Nobel laureate: Powerful people use SNS to ‘manipulate minds’

The Yomiuri Shimbun
Nobel Peace Prize-winning journalist Maria Ressa speaks with a Yomiuri Shimbun reporter in an office in a Manila suburb on May 10.

MANILA — Nobel Peace Prize laureate Maria Ressa has expressed concerns over the way powerful people disseminate self-aggrandizing information online to elicit public support.

Speaking on May 10, the Philippine journalist cited Philippine President-elect Ferdinand Marcos Jr., saying he manipulated people’s minds via social media in the run-up to the May 9 election.

“He won because of manipulation,” Ressa said in an interview with The Yomiuri Shimbun in a Manila suburb. “He’s made it very difficult to have checks and balances with [people who work in] the media.”

Marcos, 64, used Facebook and other social media to repeatedly tout his late father’s presidency in infrastructure development.

Notably, he avoided any mention of the negative aspects of Marcos senior’s former dictatorship, such as human rights abuses and allegations of unjustly accumulated wealth.

Ressa, 58, said voters find it difficult to distinguish between truth and falsehoods online, adding that social media apps, Marcos’ supporters and his campaign strategy jointly succeeded in rewriting history by pretending there were no negative elements associated with the former president’s time in power, thus helping propel the younger Marcos to victory.

During the election campaign, Marcos did not attend debates during which critical questions were likely to be asked about his father, nor did he grant media interviews.

Ressa considers Marcos’ stance as dogmatic, saying it was the same method used by Brazilian President Jair Bolsonaro and Indian Prime Minister Narendra Modi of India.

In connection with Russia’s invasion of Ukraine, Ressa noted that Moscow was waging similar “information warfare” domestically, saying “this is when power uses technology to insidiously manipulate people so they come to believe lies.”

To tackle the problem of online misinformation, Ressa stressed the importance of news journalism, which has a long history of separating truth from fiction, and called for restrictions on social media to help redress the balance between truth and lies.

Ressa was awarded a Nobel Prize for her investigative reporting on President Rodrigo Duterte’s dictatorial drug-control measures, which did not rule out killing suspects to help reduce drug-related crimes.

Speaking about what it meant to receive the prize, she said: “I never actually thought I was fighting Duterte; I thought I was just doing my job … We’re living through historic times.

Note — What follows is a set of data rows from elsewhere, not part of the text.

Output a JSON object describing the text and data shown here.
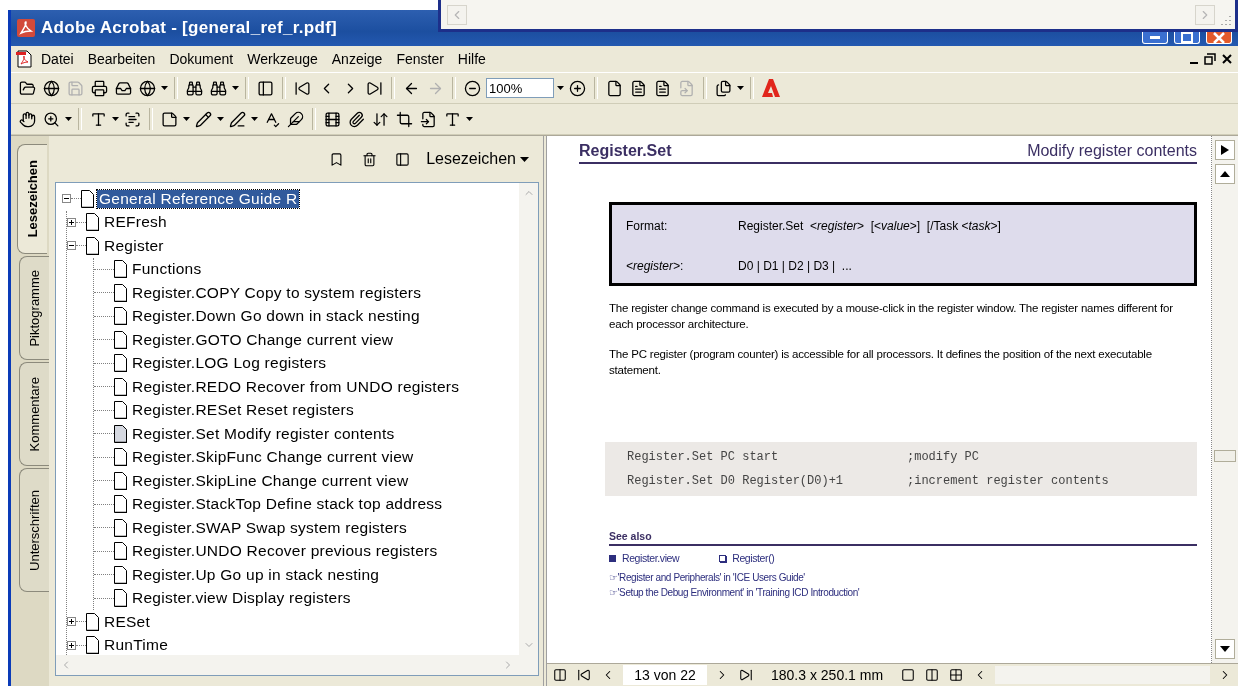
{
  "window": {
    "title": "Adobe Acrobat - [general_ref_r.pdf]"
  },
  "menu": [
    "Datei",
    "Bearbeiten",
    "Dokument",
    "Werkzeuge",
    "Anzeige",
    "Fenster",
    "Hilfe"
  ],
  "toolbar": {
    "zoom": "100%"
  },
  "side_tabs": [
    {
      "label": "Lesezeichen",
      "selected": true
    },
    {
      "label": "Piktogramme",
      "selected": false
    },
    {
      "label": "Kommentare",
      "selected": false
    },
    {
      "label": "Unterschriften",
      "selected": false
    }
  ],
  "bookmarks": {
    "menu": "Lesezeichen",
    "tree": [
      {
        "label": "General Reference Guide R",
        "expanded": true,
        "selected": true,
        "children": [
          {
            "label": "REFresh",
            "expanded": false,
            "selected": false
          },
          {
            "label": "Register",
            "expanded": true,
            "selected": false,
            "children": [
              {
                "label": "Functions",
                "current": false
              },
              {
                "label": "Register.COPY Copy to system registers",
                "current": false
              },
              {
                "label": "Register.Down Go down in stack nesting",
                "current": false
              },
              {
                "label": "Register.GOTO Change current view",
                "current": false
              },
              {
                "label": "Register.LOG Log registers",
                "current": false
              },
              {
                "label": "Register.REDO Recover from UNDO registers",
                "current": false
              },
              {
                "label": "Register.RESet Reset registers",
                "current": false
              },
              {
                "label": "Register.Set Modify register contents",
                "current": true
              },
              {
                "label": "Register.SkipFunc Change current view",
                "current": false
              },
              {
                "label": "Register.SkipLine Change current view",
                "current": false
              },
              {
                "label": "Register.StackTop Define stack top address",
                "current": false
              },
              {
                "label": "Register.SWAP Swap system registers",
                "current": false
              },
              {
                "label": "Register.UNDO Recover previous registers",
                "current": false
              },
              {
                "label": "Register.Up Go up in stack nesting",
                "current": false
              },
              {
                "label": "Register.view Display registers",
                "current": false
              }
            ]
          },
          {
            "label": "RESet",
            "expanded": false,
            "selected": false
          },
          {
            "label": "RunTime",
            "expanded": false,
            "selected": false
          }
        ]
      }
    ]
  },
  "document": {
    "heading": "Register.Set",
    "subtitle": "Modify register contents",
    "format": [
      {
        "label": "Format:",
        "value": "Register.Set  <*register*>  [<*value*>]  [/Task <*task*>]"
      },
      {
        "label": "*<register>*:",
        "value": "D0 | D1 | D2 | D3 |  ..."
      }
    ],
    "paragraphs": [
      "The register change command is executed by a mouse-click in the register window. The register names different for each processor architecture.",
      "The PC register (program counter) is accessible for all processors. It defines the position of the next executable statement."
    ],
    "code": [
      {
        "command": "Register.Set PC start",
        "comment": ";modify PC"
      },
      {
        "command": "Register.Set D0 Register(D0)+1",
        "comment": ";increment register contents"
      }
    ],
    "see_also": {
      "title": "See also",
      "links": [
        {
          "label": "Register.view",
          "kind": "filled"
        },
        {
          "label": "Register()",
          "kind": "hollow"
        }
      ],
      "references": [
        "☞'Register and Peripherals'  in 'ICE Users Guide'",
        "☞'Setup the Debug Environment'  in 'Training ICD Introduction'"
      ]
    }
  },
  "status_bar": {
    "page": "13 von 22",
    "size": "180.3 x 250.1 mm"
  }
}
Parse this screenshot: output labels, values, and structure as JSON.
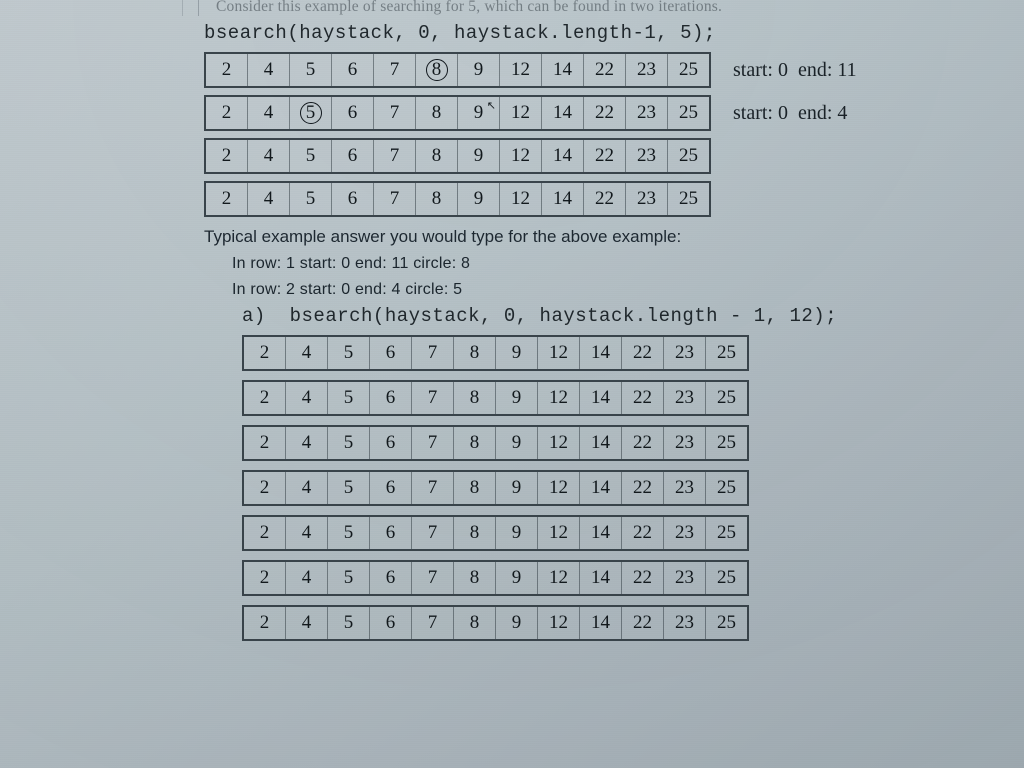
{
  "cut_line": "Consider this example of searching for 5, which can be found in two iterations.",
  "example": {
    "code": "bsearch(haystack, 0, haystack.length-1, 5);",
    "rows": [
      {
        "cells": [
          2,
          4,
          5,
          6,
          7,
          8,
          9,
          12,
          14,
          22,
          23,
          25
        ],
        "circle_index": 5,
        "anno": "start: 0  end: 11"
      },
      {
        "cells": [
          2,
          4,
          5,
          6,
          7,
          8,
          9,
          12,
          14,
          22,
          23,
          25
        ],
        "circle_index": 2,
        "cursor_index": 6,
        "anno": "start: 0  end: 4"
      },
      {
        "cells": [
          2,
          4,
          5,
          6,
          7,
          8,
          9,
          12,
          14,
          22,
          23,
          25
        ]
      },
      {
        "cells": [
          2,
          4,
          5,
          6,
          7,
          8,
          9,
          12,
          14,
          22,
          23,
          25
        ]
      }
    ]
  },
  "typical_label": "Typical example answer you would type for the above example:",
  "typical_answers": [
    "In row: 1   start: 0   end: 11   circle: 8",
    "In row: 2   start: 0   end: 4   circle: 5"
  ],
  "part_a": {
    "code": "a)  bsearch(haystack, 0, haystack.length - 1, 12);",
    "rows": [
      {
        "cells": [
          2,
          4,
          5,
          6,
          7,
          8,
          9,
          12,
          14,
          22,
          23,
          25
        ]
      },
      {
        "cells": [
          2,
          4,
          5,
          6,
          7,
          8,
          9,
          12,
          14,
          22,
          23,
          25
        ]
      },
      {
        "cells": [
          2,
          4,
          5,
          6,
          7,
          8,
          9,
          12,
          14,
          22,
          23,
          25
        ]
      },
      {
        "cells": [
          2,
          4,
          5,
          6,
          7,
          8,
          9,
          12,
          14,
          22,
          23,
          25
        ]
      },
      {
        "cells": [
          2,
          4,
          5,
          6,
          7,
          8,
          9,
          12,
          14,
          22,
          23,
          25
        ]
      },
      {
        "cells": [
          2,
          4,
          5,
          6,
          7,
          8,
          9,
          12,
          14,
          22,
          23,
          25
        ]
      },
      {
        "cells": [
          2,
          4,
          5,
          6,
          7,
          8,
          9,
          12,
          14,
          22,
          23,
          25
        ]
      }
    ]
  }
}
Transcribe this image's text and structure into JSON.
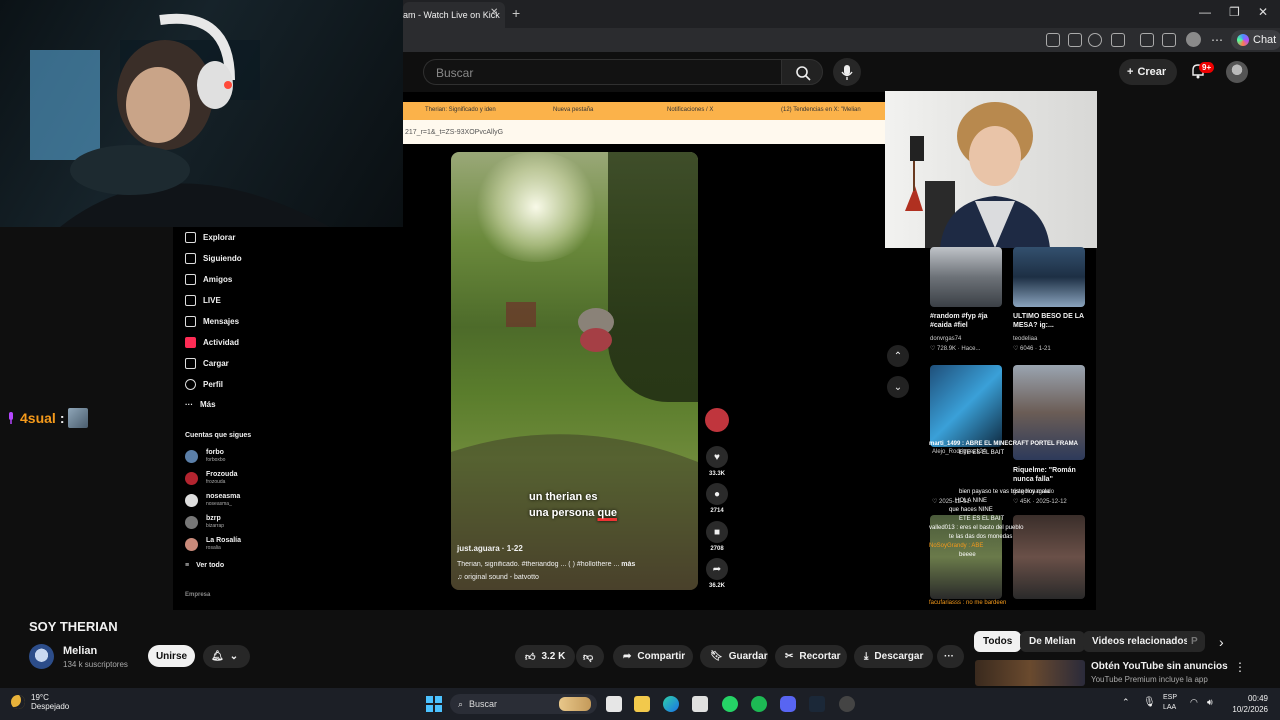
{
  "browser": {
    "tab_title": "am - Watch Live on Kick",
    "chat_label": "Chat"
  },
  "youtube": {
    "search_placeholder": "Buscar",
    "create_label": "Crear",
    "notification_badge": "9+",
    "video_title": "SOY THERIAN",
    "channel_name": "Melian",
    "channel_subs": "134 k suscriptores",
    "join_label": "Unirse",
    "likes": "3.2 K",
    "share_label": "Compartir",
    "save_label": "Guardar",
    "clip_label": "Recortar",
    "download_label": "Descargar",
    "chips": [
      "Todos",
      "De Melian",
      "Videos relacionados",
      "P"
    ],
    "ad_title": "Obtén YouTube sin anuncios",
    "ad_sub": "YouTube Premium incluye la app"
  },
  "stream": {
    "chat_user": "4sual",
    "inner_tabs": [
      "Therian: Significado y iden",
      "Nueva pestaña",
      "Notificaciones / X",
      "(12) Tendencias en X: \"Melian"
    ],
    "inner_url": "217_r=1&_t=ZS-93XOPvcAllyG",
    "tiktok_menu": [
      "Explorar",
      "Siguiendo",
      "Amigos",
      "LIVE",
      "Mensajes",
      "Actividad",
      "Cargar",
      "Perfil",
      "Más"
    ],
    "following_header": "Cuentas que sigues",
    "following": [
      {
        "name": "forbo",
        "user": "forboxbo"
      },
      {
        "name": "Frozouda",
        "user": "frozouda"
      },
      {
        "name": "noseasma",
        "user": "noseasma_"
      },
      {
        "name": "bzrp",
        "user": "bizarrap"
      },
      {
        "name": "La Rosalía",
        "user": "rosalia"
      }
    ],
    "see_all": "Ver todo",
    "company": "Empresa",
    "caption_line1": "un therian es",
    "caption_line2a": "una persona ",
    "caption_line2b": "que",
    "video_user": "just.aguara · 1-22",
    "video_desc": "Therian, significado. #theriandog ... ( ) #hollothere ...",
    "video_more": "más",
    "video_sound": "♫ original sound - batvotto",
    "counts": {
      "likes": "33.3K",
      "comments": "2714",
      "saves": "2708",
      "shares": "36.2K"
    },
    "grid": [
      {
        "caption": "#random #fyp #ja #caida #fiel",
        "user": "donvrgas74",
        "stats": "♡ 728.9K · Hace..."
      },
      {
        "caption": "ULTIMO BESO DE LA MESA? ig:...",
        "user": "teodeliaa",
        "stats": "♡ 6046 · 1-21"
      },
      {
        "caption": "",
        "user": "Alejo_Rodriguez124",
        "stats": "♡ 2025-12-31"
      },
      {
        "caption": "Riquelme: \"Román nunca falla\"",
        "user": "gs.golosagrado",
        "stats": "♡ 45K · 2025-12-12"
      }
    ],
    "kick_chat": [
      "marti_1499 : ABRE EL MINECRAFT PORTEL FRAMA",
      "ETE ES EL BAIT",
      "bien payaso te vas triste hoy mala",
      "HOLA NINE",
      "que haces NINE",
      "ETE ES EL BAIT",
      "valled013 : eres el basto del pueblo",
      "te las das dos monedas",
      "NoSoyGrandy : ABE",
      "beeee"
    ],
    "kick_last": "facufariasss : no me bardeen"
  },
  "taskbar": {
    "temp": "19°C",
    "weather": "Despejado",
    "search": "Buscar",
    "lang1": "ESP",
    "lang2": "LAA",
    "time": "00:49",
    "date": "10/2/2026"
  },
  "colors": {
    "yt_bg": "#0f0f0f",
    "kick_chat_name": "#f59a1b",
    "inner_tab_bar": "#fbb24a",
    "badge": "#e00000"
  }
}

I’ve been a journalist for 36 years since 1986, and I know that everything we do right now matters. So you want to do the right thing.”